GPs in Essex are going the extra mile to boost COVID-19 vaccine uptake in their area by using a custom-built van to travel to vulnerable patients. Working closely with local community leaders, the ‘Essex vax van’ is being used to bring clinics to people who may also face barriers to accessing traditional health services, including black, Asian and minority ethnic (BAME) communities and the homeless. Equipped with its own temperature control fridge, as well as Wi-Fi capabilities, the van - accompanied by two supporting vehicles - allows for the safe transportation and administration of the COVID-19 vaccine.
Healthcare Innovations
BioNTech says vaccine likely to be effective against India variant
BioNTech SE said on Thursday the COVID-19 vaccine it developed with Pfizer should be roughly as effective against the new coronavirus variant first detected in India as it has been shown to be against the South African variant.

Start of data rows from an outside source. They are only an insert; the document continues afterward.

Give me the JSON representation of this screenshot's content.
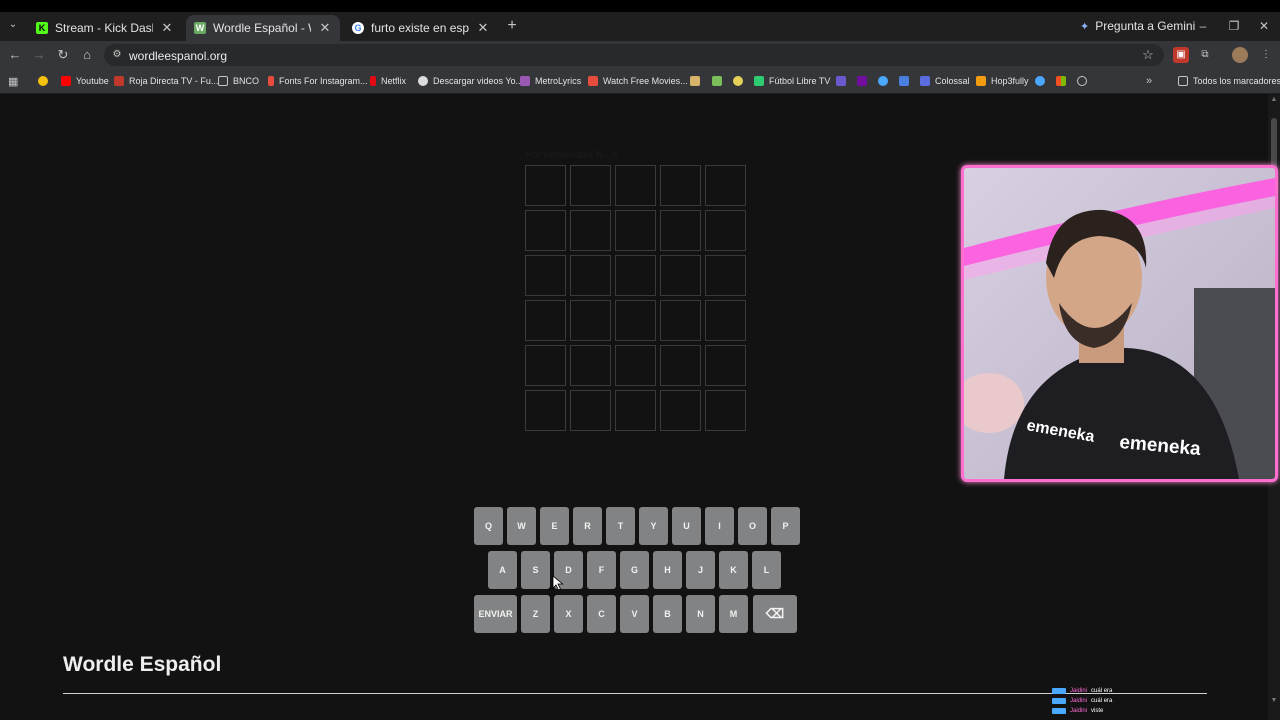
{
  "browser": {
    "tabs": [
      {
        "label": "Stream - Kick Dashboard",
        "favicon": "kick-icon",
        "active": false
      },
      {
        "label": "Wordle Español - Wordle ilimita",
        "favicon": "wordle-icon",
        "active": true
      },
      {
        "label": "furto existe en español - Busca",
        "favicon": "google-icon",
        "active": false
      }
    ],
    "gemini_label": "Pregunta a Gemini",
    "url": "wordleespanol.org",
    "bookmarks": [
      {
        "label": "",
        "color": "#f4c20d"
      },
      {
        "label": "Youtube",
        "color": "#ff0000"
      },
      {
        "label": "Roja Directa TV - Fu...",
        "color": "#c0392b"
      },
      {
        "label": "BNCO",
        "color": "#c4c7c5"
      },
      {
        "label": "Fonts For Instagram...",
        "color": "#e74c3c"
      },
      {
        "label": "Netflix",
        "color": "#e50914"
      },
      {
        "label": "Descargar videos Yo...",
        "color": "#dddddd"
      },
      {
        "label": "MetroLyrics",
        "color": "#9b59b6"
      },
      {
        "label": "Watch Free Movies...",
        "color": "#e74c3c"
      },
      {
        "label": "Fútbol Libre TV",
        "color": "#2ecc71"
      },
      {
        "label": "Colossal",
        "color": "#5b6ee1"
      },
      {
        "label": "Hop3fully",
        "color": "#f39c12"
      },
      {
        "label": "Todos los marcadores",
        "color": "#c4c7c5"
      }
    ]
  },
  "game": {
    "hint": "Por simplicidad Ñ→n",
    "rows": 6,
    "cols": 5,
    "keyboard": {
      "row1": [
        "Q",
        "W",
        "E",
        "R",
        "T",
        "Y",
        "U",
        "I",
        "O",
        "P"
      ],
      "row2": [
        "A",
        "S",
        "D",
        "F",
        "G",
        "H",
        "J",
        "K",
        "L"
      ],
      "row3": [
        "ENVIAR",
        "Z",
        "X",
        "C",
        "V",
        "B",
        "N",
        "M"
      ],
      "backspace_icon": "⌫"
    },
    "title": "Wordle Español"
  },
  "chat": [
    {
      "user": "Jaidini",
      "msg": "cuál era"
    },
    {
      "user": "Jaidini",
      "msg": "cuál era"
    },
    {
      "user": "Jaidini",
      "msg": "viste"
    }
  ],
  "colors": {
    "key": "#818384",
    "tile_border": "#3a3a3c",
    "webcam_border": "#ff6fd0"
  }
}
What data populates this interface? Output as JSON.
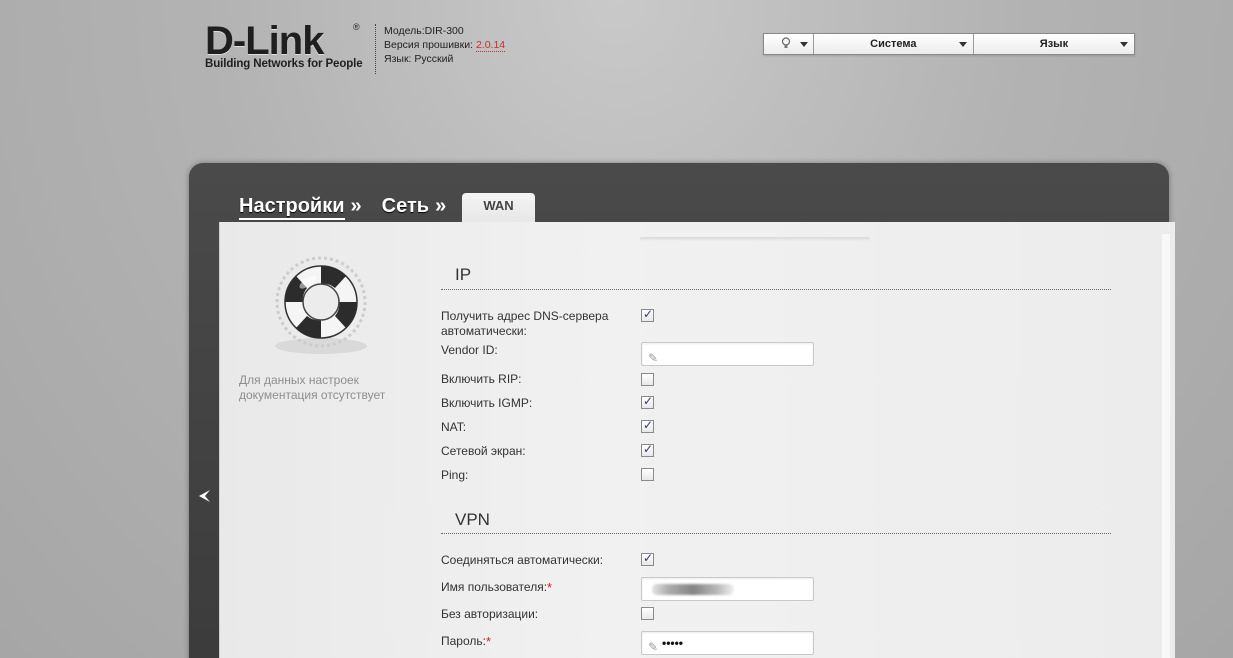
{
  "header": {
    "logo_text": "D-Link",
    "logo_reg": "®",
    "logo_tagline": "Building Networks for People",
    "model_label": "Модель:",
    "model_value": "DIR-300",
    "firmware_label": "Версия прошивки:",
    "firmware_value": "2.0.14",
    "language_label": "Язык:",
    "language_value": "Русский"
  },
  "topmenu": {
    "system_label": "Система",
    "language_label": "Язык"
  },
  "breadcrumbs": {
    "item1": "Настройки",
    "item2": "Сеть",
    "separator": "»",
    "active_tab": "WAN"
  },
  "help": {
    "text": "Для данных настроек документация отсутствует"
  },
  "ip_section": {
    "title": "IP",
    "fields": [
      {
        "label": "Получить адрес DNS-сервера автоматически:",
        "type": "checkbox",
        "checked": true
      },
      {
        "label": "Vendor ID:",
        "type": "text",
        "value": ""
      },
      {
        "label": "Включить RIP:",
        "type": "checkbox",
        "checked": false
      },
      {
        "label": "Включить IGMP:",
        "type": "checkbox",
        "checked": true
      },
      {
        "label": "NAT:",
        "type": "checkbox",
        "checked": true
      },
      {
        "label": "Сетевой экран:",
        "type": "checkbox",
        "checked": true
      },
      {
        "label": "Ping:",
        "type": "checkbox",
        "checked": false
      }
    ]
  },
  "vpn_section": {
    "title": "VPN",
    "fields": [
      {
        "label": "Соединяться автоматически:",
        "type": "checkbox",
        "checked": true
      },
      {
        "label": "Имя пользователя:",
        "required_mark": "*",
        "type": "text",
        "value": "(redacted)"
      },
      {
        "label": "Без авторизации:",
        "type": "checkbox",
        "checked": false
      },
      {
        "label": "Пароль:",
        "required_mark": "*",
        "type": "password",
        "value": "•••••"
      }
    ]
  },
  "icons": {
    "bulb": "lightbulb-icon",
    "pencil": "pencil-icon",
    "arrow": "left-arrow-icon",
    "buoy": "lifebuoy-icon"
  }
}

The company said in a statement Chief Executive Ugur Sahin felt encouraged by recent findings in a scientific paper based on blood analysis of vaccinated individuals, which showed that the antibodies elicited by the vaccine were able to neutralise the Indian variant.
Coronavirus: Canada-wide study to investigate mix-and-matching vaccine doses
A new Canada-wide study will look at the effect of using different COVID-19 vaccine doses in Canadian adults to determine if mixing and matching vaccines yields a strong immune response and how long the response lasts. The study, announced Thursday, will investigate the use of different vaccines for first and second doses in 1,300 adult participants. The study will be conducted in conjunction with the COVID-19 Immunity Task Force, Vaccine Surveillance Reference Group, Canadian Immunization Research Network and Dalhousie University. "As questions of vaccine interchangeability arise and alternative dosing intervals are being used in public health programs, our objective is to determine: what are the effects of different dosing intervals of the vaccines on immunity and safety?" said Dr. Joanne Langley, co-principal investigator of the study and professor at Dalhousie University, said in a press release.
Pharm-Olam is now enrolling UK volunteers into a pivotal Phase III COVID-19 vaccine study
Pharm-Olam, a global, midsized CRO offering full-service clinical development solutions for infectious diseases, vaccines, rare diseases, and oncology, is now enrolling UK volunteers into a pivotal Phase III COVID-19 vaccine study. Visit ukcovid19study.com for more information about participation. The Phase III "Cov-Compare" trial (VLA2001-301) will compare Valneva's SARS-CoV-2 vaccine candidate, VLA2001, against AstraZeneca's conditionally approved vaccine, Vaxzevria, in a comparative immunogenicity trial. There will be roughly 4,000 participants.